    I've gigged with my Corvette for several years and will echo the sentiment regarding heaviness. Also, there are times when I wish it had a mid-boost in additional to the treble and bass.

    Now having said all that, I still love it! It is the most solid feeling bass that I've ever played and it's tone is superb. I have noodled around on Thumb basses in the shops before, but not enough to draw any real comparisons. The concave back seems like a positive thing ergonomically. I know my Spector is very comfortable.

    Because the only real differences between the Corvette and the Thumb are body wood and pickup placement, I would think that any real differences would be subtle. Try them both and see which one "speaks to you".
  15. Daywalker


    Apr 13, 2005
    Ok, NT thumb basses have 5(or 7) piece necks, corvettes do not.
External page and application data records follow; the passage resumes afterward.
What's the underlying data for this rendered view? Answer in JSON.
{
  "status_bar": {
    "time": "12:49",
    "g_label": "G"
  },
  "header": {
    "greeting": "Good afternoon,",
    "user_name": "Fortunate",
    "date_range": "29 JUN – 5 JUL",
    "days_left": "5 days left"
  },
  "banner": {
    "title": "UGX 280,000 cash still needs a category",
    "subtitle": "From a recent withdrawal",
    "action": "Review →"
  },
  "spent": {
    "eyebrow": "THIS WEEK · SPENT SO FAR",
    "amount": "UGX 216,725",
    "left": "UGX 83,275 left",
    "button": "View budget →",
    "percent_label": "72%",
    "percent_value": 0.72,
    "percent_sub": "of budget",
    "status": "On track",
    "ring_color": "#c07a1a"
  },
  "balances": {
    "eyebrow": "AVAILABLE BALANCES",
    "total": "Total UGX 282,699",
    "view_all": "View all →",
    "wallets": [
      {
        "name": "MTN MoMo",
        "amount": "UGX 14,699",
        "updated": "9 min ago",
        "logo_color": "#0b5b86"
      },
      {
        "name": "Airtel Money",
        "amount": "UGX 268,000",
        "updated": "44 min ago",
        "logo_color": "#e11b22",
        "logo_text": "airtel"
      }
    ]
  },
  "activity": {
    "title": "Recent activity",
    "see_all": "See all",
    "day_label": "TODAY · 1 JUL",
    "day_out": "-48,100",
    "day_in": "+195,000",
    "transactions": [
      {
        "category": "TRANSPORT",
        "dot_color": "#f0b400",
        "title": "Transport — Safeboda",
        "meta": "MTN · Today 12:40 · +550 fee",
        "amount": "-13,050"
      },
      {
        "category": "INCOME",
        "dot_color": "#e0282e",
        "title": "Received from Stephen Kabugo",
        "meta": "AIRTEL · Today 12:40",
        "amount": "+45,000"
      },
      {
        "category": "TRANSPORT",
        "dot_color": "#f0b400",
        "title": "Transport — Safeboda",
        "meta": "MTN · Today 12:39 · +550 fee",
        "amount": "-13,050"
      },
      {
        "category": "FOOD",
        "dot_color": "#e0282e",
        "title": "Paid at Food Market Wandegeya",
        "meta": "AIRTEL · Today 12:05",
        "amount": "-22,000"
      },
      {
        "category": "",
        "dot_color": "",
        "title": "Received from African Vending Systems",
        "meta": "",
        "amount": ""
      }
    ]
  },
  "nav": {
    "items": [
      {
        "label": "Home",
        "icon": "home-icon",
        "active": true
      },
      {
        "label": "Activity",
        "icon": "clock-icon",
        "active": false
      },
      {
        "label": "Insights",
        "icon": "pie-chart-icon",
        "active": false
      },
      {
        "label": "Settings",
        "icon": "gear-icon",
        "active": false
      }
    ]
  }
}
Corvette necks are solid Ovankaol. There is no such thing as a NT Corvette, and I like NT basses better, but that's simply my preference. The elecs on the NT Thumb are 3-way active elecs. Corvette (standard) elecs are 2-way passive. Pickup placement is also different, even between the 4 and 5. All of these things effect the tone, so you'd just have to see which one suits you better.
  16. sambass


    Apr 15, 2003
    I like my thumb, it plays nice and sounds good. I never thought it was too heavy either, 4+ hour gigs and no back/shoulder problems... but I'm young still. I would def. say that the thumb bass is not an ergonomic nightmare. It curves nicely to my belly.
  17. Muckaluck
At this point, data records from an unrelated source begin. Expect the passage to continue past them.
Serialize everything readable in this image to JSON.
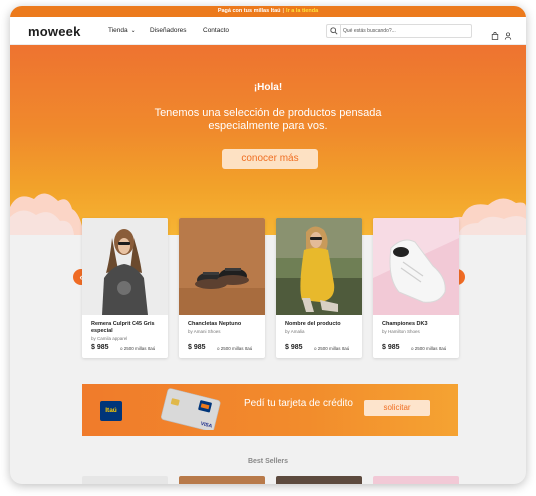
{
  "promo": {
    "text": "Pagá con tus millas Itaú",
    "separator": "|",
    "link": "Ir a la tienda"
  },
  "nav": {
    "logo": "moweek",
    "links": [
      "Tienda",
      "Diseñadores",
      "Contacto"
    ],
    "search_placeholder": "Qué estás buscando?...",
    "icons": [
      "search-icon",
      "shopping-bag-icon",
      "user-icon"
    ]
  },
  "hero": {
    "greeting": "¡Hola!",
    "text": "Tenemos una selección de productos pensada especialmente para vos.",
    "button": "conocer más"
  },
  "carousel": {
    "prev": "‹",
    "next": "›",
    "products": [
      {
        "name": "Remera Culprit C45 Gris especial",
        "brand": "by Camila apparel",
        "price": "$ 985",
        "miles": "o 2500 millas Itaú"
      },
      {
        "name": "Chancletas Neptuno",
        "brand": "by Amani Shoes",
        "price": "$ 985",
        "miles": "o 2500 millas Itaú"
      },
      {
        "name": "Nombre del producto",
        "brand": "by Amalia",
        "price": "$ 985",
        "miles": "o 2500 millas Itaú"
      },
      {
        "name": "Championes DK3",
        "brand": "by Hamilton Shoes",
        "price": "$ 985",
        "miles": "o 2500 millas Itaú"
      }
    ]
  },
  "itau_banner": {
    "logo": "Itaú",
    "card_brand": "VISA",
    "text": "Pedí tu tarjeta de crédito",
    "button": "solicitar"
  },
  "section_title": "Best Sellers",
  "colors": {
    "accent": "#ef6b24",
    "promo_bar": "#ec7a1c",
    "itau_blue": "#00357a",
    "itau_yellow": "#ffcc00"
  }
}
    Oct 11, 2005
    Whitby, Ontario
  18. gruuv


    Jan 23, 2004
    I owned a NT Thumb 4 around '97, brass nut and before Warwick apparently started playing with the "Suck" meter during Thumb production. For me, the bolt-on version would not come close to the Corvette because I prefer the bubinga body. The Corvettes are great playing/sounding basses for the money though. . .

    That was a useless post, but I have to run. Sorry.............. :rollno:
  19. Oliver


    Jun 21, 2003
    Perth, Australia
    Dont the corvettes come in both active and passive configs?
  20. 0scar


    Jul 11, 2003
    I actually played both last night and I like the Corvette much better. The thumb's tone is nice but the action handling is just kind of weird, too high up IMO. I had a Rockbass Corvette for a while, it was nice, if I were to get a Wawrwick again it'd be a Corvette.